▶ [Information shown]
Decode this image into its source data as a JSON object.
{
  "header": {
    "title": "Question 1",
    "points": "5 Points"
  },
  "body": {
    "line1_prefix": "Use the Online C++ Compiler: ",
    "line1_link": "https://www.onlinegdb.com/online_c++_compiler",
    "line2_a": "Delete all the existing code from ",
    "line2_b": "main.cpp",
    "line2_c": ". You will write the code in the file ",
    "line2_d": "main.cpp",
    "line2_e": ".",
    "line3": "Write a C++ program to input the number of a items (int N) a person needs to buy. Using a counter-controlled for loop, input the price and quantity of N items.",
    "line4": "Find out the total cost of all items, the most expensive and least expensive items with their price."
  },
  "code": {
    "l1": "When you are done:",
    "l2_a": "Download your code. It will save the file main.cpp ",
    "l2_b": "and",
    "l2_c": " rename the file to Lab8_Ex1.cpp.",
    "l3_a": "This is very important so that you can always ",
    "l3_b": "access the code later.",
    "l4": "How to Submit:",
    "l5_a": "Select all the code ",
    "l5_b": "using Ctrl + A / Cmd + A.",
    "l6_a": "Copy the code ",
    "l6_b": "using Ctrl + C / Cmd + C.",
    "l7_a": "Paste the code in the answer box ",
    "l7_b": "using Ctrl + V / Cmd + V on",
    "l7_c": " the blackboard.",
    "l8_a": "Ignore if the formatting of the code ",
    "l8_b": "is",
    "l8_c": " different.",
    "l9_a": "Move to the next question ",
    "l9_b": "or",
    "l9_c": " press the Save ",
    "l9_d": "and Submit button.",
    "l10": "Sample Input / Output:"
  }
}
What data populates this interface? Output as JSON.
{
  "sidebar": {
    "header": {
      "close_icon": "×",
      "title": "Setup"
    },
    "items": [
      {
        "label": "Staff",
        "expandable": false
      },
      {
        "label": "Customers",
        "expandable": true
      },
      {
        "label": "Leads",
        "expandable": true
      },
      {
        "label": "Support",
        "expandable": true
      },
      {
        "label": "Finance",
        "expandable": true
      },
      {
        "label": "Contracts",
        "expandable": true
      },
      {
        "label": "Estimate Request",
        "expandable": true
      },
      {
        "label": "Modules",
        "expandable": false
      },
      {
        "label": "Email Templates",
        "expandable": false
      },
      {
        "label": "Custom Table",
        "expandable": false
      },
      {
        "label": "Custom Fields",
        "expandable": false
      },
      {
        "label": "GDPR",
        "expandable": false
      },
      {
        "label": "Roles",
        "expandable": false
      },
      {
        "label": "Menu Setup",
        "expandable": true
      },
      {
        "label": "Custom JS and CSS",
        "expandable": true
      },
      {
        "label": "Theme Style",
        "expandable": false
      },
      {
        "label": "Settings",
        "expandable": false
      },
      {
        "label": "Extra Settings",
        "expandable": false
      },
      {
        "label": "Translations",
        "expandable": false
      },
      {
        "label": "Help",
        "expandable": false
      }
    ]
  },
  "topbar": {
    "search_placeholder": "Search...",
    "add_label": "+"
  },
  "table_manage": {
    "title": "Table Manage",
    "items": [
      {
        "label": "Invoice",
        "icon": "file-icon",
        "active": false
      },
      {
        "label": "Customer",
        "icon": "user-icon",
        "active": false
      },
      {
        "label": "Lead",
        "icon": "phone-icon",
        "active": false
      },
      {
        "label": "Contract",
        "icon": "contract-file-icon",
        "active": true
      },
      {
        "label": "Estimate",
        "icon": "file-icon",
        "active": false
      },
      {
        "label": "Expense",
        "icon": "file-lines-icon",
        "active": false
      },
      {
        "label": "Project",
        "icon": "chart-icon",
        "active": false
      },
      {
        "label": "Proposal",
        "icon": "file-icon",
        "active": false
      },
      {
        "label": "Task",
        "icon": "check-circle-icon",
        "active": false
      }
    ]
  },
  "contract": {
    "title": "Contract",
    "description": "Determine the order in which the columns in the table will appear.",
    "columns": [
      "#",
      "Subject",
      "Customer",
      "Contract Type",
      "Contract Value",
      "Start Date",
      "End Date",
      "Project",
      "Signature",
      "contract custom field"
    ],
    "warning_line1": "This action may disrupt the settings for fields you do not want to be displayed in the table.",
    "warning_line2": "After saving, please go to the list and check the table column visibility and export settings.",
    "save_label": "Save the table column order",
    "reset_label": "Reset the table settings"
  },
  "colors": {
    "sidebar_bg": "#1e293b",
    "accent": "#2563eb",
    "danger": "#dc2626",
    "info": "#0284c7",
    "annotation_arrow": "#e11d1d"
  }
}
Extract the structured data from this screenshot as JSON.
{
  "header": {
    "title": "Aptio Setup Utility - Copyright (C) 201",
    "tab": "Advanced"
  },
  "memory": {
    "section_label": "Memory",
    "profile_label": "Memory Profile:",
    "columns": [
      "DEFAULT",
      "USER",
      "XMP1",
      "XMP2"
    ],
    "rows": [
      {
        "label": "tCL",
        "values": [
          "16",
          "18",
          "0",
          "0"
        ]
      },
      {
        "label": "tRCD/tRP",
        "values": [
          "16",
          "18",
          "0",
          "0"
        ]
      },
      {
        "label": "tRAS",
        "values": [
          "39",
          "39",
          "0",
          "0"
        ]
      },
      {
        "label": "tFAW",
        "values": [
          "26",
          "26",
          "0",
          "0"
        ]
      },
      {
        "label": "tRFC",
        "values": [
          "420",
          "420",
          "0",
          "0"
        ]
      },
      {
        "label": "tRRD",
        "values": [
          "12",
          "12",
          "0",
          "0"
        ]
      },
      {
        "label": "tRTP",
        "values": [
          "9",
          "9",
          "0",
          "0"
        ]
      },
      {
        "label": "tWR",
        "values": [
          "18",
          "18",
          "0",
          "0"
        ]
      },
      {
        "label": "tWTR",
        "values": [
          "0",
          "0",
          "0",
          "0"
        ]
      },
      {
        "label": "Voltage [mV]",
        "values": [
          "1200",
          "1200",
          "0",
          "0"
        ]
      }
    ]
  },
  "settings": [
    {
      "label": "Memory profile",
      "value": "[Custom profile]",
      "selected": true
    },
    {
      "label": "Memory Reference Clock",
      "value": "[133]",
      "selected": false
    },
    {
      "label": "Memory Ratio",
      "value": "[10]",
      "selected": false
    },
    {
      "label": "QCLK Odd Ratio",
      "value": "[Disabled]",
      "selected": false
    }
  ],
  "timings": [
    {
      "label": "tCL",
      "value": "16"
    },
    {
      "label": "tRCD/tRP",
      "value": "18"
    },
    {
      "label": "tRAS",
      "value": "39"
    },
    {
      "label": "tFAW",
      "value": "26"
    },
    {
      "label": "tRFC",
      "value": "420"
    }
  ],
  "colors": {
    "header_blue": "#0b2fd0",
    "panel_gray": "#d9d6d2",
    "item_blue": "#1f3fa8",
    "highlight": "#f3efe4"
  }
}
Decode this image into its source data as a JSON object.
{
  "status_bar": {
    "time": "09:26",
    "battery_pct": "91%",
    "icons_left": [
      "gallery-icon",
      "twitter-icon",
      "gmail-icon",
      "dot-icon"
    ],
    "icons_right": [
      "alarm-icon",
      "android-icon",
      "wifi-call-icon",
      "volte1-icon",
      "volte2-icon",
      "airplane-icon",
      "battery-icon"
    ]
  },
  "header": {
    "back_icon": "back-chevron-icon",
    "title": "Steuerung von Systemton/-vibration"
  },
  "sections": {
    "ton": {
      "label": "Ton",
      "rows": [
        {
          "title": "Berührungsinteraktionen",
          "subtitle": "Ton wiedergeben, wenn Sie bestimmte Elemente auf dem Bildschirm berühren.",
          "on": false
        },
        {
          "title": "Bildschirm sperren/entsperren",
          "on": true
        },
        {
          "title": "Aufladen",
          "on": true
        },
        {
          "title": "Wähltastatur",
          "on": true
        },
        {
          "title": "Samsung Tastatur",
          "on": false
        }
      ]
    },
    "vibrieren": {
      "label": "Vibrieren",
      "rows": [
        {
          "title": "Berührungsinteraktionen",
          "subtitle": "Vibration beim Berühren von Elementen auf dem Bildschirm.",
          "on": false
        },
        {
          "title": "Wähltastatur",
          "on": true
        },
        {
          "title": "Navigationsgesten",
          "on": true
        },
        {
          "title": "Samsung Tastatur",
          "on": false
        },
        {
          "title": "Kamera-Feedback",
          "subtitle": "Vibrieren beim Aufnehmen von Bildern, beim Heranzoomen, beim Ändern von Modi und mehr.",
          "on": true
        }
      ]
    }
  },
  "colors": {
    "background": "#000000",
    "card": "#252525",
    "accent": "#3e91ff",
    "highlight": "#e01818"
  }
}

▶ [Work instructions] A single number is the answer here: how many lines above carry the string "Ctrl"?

▶ [Exercise response] 3